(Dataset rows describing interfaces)
################

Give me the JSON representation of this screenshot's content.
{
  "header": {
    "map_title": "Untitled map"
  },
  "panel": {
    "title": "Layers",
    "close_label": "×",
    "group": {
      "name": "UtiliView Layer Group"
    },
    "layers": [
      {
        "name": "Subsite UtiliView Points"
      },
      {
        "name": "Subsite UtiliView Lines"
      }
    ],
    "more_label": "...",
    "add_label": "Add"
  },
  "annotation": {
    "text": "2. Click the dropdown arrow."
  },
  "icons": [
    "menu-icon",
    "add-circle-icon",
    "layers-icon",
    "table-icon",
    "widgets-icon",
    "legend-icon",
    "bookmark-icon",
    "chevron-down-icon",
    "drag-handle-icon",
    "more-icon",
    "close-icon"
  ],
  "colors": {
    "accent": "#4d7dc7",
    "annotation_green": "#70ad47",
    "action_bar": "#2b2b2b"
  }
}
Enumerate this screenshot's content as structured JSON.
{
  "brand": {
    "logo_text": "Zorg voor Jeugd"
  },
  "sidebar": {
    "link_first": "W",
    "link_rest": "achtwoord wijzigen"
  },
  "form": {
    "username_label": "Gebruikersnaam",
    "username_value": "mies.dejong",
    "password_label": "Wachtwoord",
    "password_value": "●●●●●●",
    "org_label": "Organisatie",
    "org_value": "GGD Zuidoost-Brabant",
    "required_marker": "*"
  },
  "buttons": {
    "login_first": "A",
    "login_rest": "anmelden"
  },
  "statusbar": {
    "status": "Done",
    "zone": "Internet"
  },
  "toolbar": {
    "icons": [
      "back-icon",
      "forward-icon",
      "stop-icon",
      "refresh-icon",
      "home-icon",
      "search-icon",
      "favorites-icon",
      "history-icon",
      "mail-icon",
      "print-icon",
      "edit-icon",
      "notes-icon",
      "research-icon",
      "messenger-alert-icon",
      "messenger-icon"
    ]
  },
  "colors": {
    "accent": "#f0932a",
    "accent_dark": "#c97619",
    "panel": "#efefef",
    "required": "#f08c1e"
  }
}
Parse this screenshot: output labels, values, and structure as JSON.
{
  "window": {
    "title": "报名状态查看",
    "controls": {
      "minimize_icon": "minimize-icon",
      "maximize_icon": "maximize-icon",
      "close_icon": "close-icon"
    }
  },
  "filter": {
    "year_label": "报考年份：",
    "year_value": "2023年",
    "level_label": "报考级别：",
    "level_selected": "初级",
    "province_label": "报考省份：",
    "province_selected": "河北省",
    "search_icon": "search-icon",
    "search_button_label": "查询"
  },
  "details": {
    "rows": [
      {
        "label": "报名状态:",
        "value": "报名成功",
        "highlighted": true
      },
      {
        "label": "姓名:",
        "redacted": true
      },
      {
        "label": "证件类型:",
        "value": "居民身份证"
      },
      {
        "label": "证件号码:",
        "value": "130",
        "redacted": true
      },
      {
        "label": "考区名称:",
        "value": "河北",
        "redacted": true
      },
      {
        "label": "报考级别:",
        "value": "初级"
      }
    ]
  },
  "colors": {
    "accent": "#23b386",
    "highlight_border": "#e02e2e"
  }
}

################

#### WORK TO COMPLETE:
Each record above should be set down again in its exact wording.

#### TASK RESULT:
Give me the JSON representation of this screenshot's content.
{
  "header": {
    "map_title": "Untitled map"
  },
  "panel": {
    "title": "Layers",
    "close_label": "×",
    "group": {
      "name": "UtiliView Layer Group"
    },
    "layers": [
      {
        "name": "Subsite UtiliView Points"
      },
      {
        "name": "Subsite UtiliView Lines"
      }
    ],
    "more_label": "...",
    "add_label": "Add"
  },
  "annotation": {
    "text": "2. Click the dropdown arrow."
  },
  "icons": [
    "menu-icon",
    "add-circle-icon",
    "layers-icon",
    "table-icon",
    "widgets-icon",
    "legend-icon",
    "bookmark-icon",
    "chevron-down-icon",
    "drag-handle-icon",
    "more-icon",
    "close-icon"
  ],
  "colors": {
    "accent": "#4d7dc7",
    "annotation_green": "#70ad47",
    "action_bar": "#2b2b2b"
  }
}
Enumerate this screenshot's content as structured JSON.
{
  "brand": {
    "logo_text": "Zorg voor Jeugd"
  },
  "sidebar": {
    "link_first": "W",
    "link_rest": "achtwoord wijzigen"
  },
  "form": {
    "username_label": "Gebruikersnaam",
    "username_value": "mies.dejong",
    "password_label": "Wachtwoord",
    "password_value": "●●●●●●",
    "org_label": "Organisatie",
    "org_value": "GGD Zuidoost-Brabant",
    "required_marker": "*"
  },
  "buttons": {
    "login_first": "A",
    "login_rest": "anmelden"
  },
  "statusbar": {
    "status": "Done",
    "zone": "Internet"
  },
  "toolbar": {
    "icons": [
      "back-icon",
      "forward-icon",
      "stop-icon",
      "refresh-icon",
      "home-icon",
      "search-icon",
      "favorites-icon",
      "history-icon",
      "mail-icon",
      "print-icon",
      "edit-icon",
      "notes-icon",
      "research-icon",
      "messenger-alert-icon",
      "messenger-icon"
    ]
  },
  "colors": {
    "accent": "#f0932a",
    "accent_dark": "#c97619",
    "panel": "#efefef",
    "required": "#f08c1e"
  }
}
Parse this screenshot: output labels, values, and structure as JSON.
{
  "window": {
    "title": "报名状态查看",
    "controls": {
      "minimize_icon": "minimize-icon",
      "maximize_icon": "maximize-icon",
      "close_icon": "close-icon"
    }
  },
  "filter": {
    "year_label": "报考年份：",
    "year_value": "2023年",
    "level_label": "报考级别：",
    "level_selected": "初级",
    "province_label": "报考省份：",
    "province_selected": "河北省",
    "search_icon": "search-icon",
    "search_button_label": "查询"
  },
  "details": {
    "rows": [
      {
        "label": "报名状态:",
        "value": "报名成功",
        "highlighted": true
      },
      {
        "label": "姓名:",
        "redacted": true
      },
      {
        "label": "证件类型:",
        "value": "居民身份证"
      },
      {
        "label": "证件号码:",
        "value": "130",
        "redacted": true
      },
      {
        "label": "考区名称:",
        "value": "河北",
        "redacted": true
      },
      {
        "label": "报考级别:",
        "value": "初级"
      }
    ]
  },
  "colors": {
    "accent": "#23b386",
    "highlight_border": "#e02e2e"
  }
}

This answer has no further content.